*What the task asks*: After going through the data below, state how many lines contain "this", and nothing else.

*Stored data*:

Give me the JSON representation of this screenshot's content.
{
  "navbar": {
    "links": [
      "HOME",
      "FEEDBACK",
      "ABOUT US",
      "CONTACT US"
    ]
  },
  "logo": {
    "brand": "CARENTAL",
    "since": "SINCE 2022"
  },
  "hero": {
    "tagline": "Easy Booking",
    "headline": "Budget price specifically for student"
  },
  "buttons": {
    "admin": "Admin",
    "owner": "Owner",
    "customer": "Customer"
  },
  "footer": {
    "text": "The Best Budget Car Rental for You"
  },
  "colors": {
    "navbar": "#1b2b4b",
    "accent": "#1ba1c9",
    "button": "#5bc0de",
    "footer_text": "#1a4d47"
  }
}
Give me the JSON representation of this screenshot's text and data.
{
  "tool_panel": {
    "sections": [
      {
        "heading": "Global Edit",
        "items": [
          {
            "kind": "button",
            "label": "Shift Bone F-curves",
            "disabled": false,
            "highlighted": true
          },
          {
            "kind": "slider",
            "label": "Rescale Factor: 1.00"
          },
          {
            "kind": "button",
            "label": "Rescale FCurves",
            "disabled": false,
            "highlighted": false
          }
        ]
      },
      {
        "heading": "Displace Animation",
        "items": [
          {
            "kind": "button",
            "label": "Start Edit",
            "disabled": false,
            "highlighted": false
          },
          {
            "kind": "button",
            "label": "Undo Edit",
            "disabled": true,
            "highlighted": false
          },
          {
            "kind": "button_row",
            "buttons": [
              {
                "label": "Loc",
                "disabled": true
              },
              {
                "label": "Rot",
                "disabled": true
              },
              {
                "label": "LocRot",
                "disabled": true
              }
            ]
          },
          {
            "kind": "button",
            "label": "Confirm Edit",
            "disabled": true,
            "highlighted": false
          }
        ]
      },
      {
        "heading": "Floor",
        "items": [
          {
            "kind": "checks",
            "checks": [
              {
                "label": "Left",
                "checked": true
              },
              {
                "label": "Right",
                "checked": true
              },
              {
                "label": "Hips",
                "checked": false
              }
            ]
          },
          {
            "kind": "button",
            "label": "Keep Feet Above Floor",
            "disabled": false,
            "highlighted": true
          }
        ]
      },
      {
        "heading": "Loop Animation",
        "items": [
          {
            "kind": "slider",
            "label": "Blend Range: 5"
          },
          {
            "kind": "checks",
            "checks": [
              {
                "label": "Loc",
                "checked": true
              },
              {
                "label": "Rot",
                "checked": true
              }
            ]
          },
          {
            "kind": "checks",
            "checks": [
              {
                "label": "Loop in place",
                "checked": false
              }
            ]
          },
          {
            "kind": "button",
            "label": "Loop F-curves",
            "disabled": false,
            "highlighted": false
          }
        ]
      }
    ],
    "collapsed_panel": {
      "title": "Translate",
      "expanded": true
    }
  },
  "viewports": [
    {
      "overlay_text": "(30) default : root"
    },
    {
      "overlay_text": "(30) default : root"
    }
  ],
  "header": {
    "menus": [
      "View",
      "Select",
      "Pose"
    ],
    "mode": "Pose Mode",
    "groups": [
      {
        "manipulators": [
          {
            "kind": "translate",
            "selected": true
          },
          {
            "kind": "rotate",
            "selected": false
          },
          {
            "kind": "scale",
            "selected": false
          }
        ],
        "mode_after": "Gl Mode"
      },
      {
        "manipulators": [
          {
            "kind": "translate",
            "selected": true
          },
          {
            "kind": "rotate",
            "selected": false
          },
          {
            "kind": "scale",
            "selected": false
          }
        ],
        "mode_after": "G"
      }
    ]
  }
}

*Completed exercise*: 2